───── SUPPLIED RECORDS ─────
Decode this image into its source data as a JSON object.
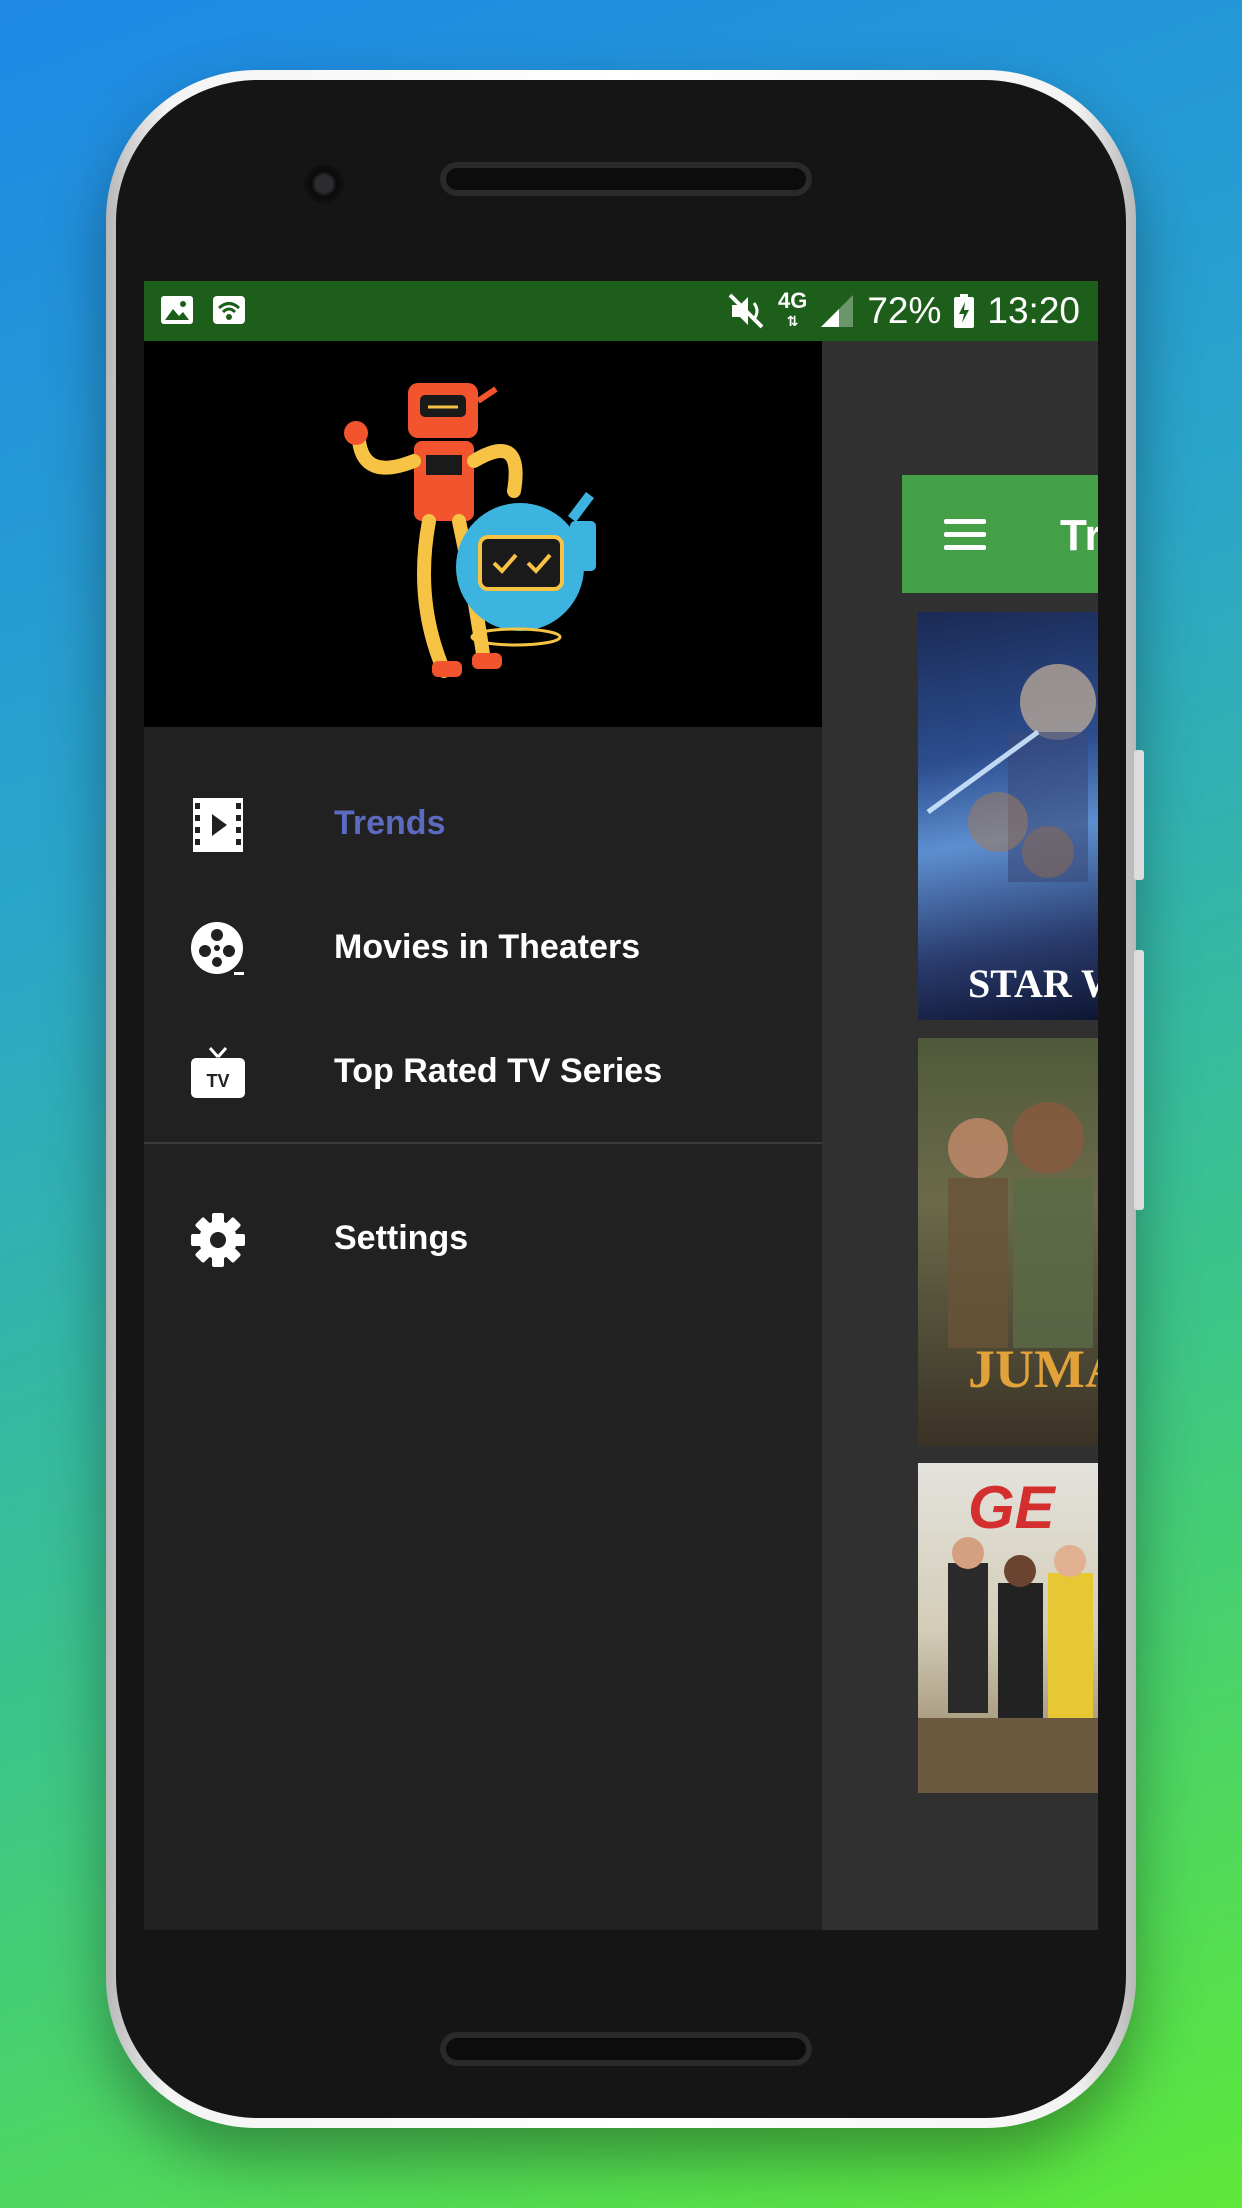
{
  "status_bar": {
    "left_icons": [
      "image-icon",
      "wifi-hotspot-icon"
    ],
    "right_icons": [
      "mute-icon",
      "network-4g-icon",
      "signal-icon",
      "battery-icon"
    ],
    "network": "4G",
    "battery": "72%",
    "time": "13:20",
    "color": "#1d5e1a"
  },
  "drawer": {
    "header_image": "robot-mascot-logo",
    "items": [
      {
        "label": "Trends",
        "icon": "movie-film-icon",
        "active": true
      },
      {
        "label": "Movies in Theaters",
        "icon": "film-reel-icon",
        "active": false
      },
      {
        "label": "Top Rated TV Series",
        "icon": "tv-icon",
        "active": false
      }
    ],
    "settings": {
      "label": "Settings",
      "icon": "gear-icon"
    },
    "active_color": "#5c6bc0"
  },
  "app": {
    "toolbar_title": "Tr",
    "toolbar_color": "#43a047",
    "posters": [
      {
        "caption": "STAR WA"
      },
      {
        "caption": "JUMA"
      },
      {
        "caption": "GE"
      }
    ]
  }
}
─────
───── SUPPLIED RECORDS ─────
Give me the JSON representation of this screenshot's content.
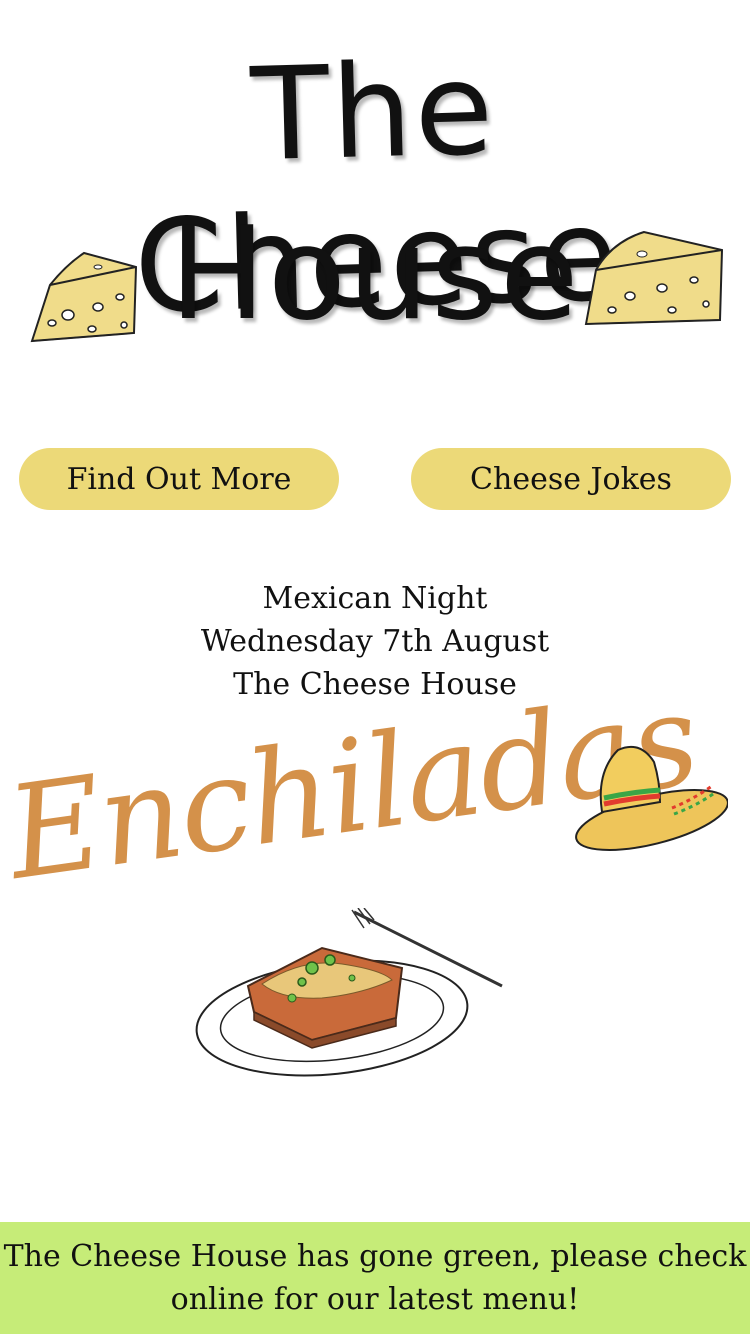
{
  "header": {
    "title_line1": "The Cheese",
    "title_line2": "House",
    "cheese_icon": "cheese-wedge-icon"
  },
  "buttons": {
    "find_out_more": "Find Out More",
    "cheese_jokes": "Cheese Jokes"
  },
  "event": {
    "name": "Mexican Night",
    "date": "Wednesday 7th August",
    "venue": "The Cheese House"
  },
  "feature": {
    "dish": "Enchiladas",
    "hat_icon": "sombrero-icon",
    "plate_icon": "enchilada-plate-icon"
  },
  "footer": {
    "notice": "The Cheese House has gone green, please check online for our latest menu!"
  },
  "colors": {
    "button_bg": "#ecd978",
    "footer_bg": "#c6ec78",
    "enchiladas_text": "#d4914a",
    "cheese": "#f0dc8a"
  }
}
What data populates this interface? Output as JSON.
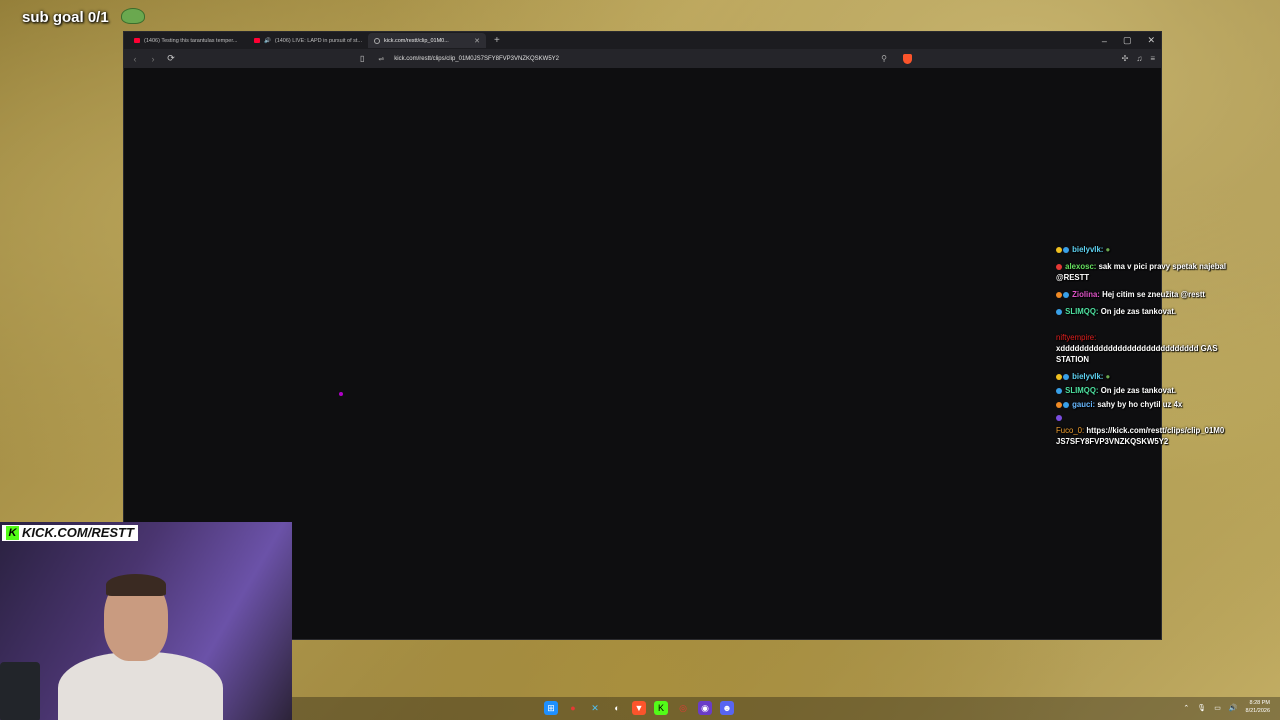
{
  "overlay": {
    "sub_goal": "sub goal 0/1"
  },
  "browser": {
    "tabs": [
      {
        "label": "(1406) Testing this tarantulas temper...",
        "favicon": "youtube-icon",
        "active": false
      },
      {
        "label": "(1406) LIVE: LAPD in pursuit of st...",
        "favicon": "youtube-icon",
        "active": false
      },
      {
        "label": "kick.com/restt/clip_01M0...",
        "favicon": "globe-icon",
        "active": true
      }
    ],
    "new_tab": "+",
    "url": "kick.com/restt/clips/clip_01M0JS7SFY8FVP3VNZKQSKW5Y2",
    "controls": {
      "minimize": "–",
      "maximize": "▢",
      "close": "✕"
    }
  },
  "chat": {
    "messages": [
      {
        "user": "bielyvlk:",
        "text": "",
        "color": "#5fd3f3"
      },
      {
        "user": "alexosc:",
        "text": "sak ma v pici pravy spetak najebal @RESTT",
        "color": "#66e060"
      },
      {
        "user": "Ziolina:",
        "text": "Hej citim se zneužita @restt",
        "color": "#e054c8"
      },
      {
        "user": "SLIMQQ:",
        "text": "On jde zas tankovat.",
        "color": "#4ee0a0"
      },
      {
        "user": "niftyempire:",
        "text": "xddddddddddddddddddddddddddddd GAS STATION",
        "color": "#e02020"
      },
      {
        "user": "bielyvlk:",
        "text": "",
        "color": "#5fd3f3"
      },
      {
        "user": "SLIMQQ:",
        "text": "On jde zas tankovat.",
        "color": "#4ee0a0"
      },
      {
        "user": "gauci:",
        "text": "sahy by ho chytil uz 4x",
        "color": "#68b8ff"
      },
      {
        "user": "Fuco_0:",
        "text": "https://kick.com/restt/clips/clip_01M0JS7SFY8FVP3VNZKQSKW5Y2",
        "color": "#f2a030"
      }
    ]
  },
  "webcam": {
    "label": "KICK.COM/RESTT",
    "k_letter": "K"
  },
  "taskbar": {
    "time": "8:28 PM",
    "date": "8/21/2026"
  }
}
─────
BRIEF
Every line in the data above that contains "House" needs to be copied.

RESPONSE TO THIS TASK
    "title_line2": "House",
    "venue": "The Cheese House"
    "notice": "The Cheese House has gone green, please check online for our latest menu!"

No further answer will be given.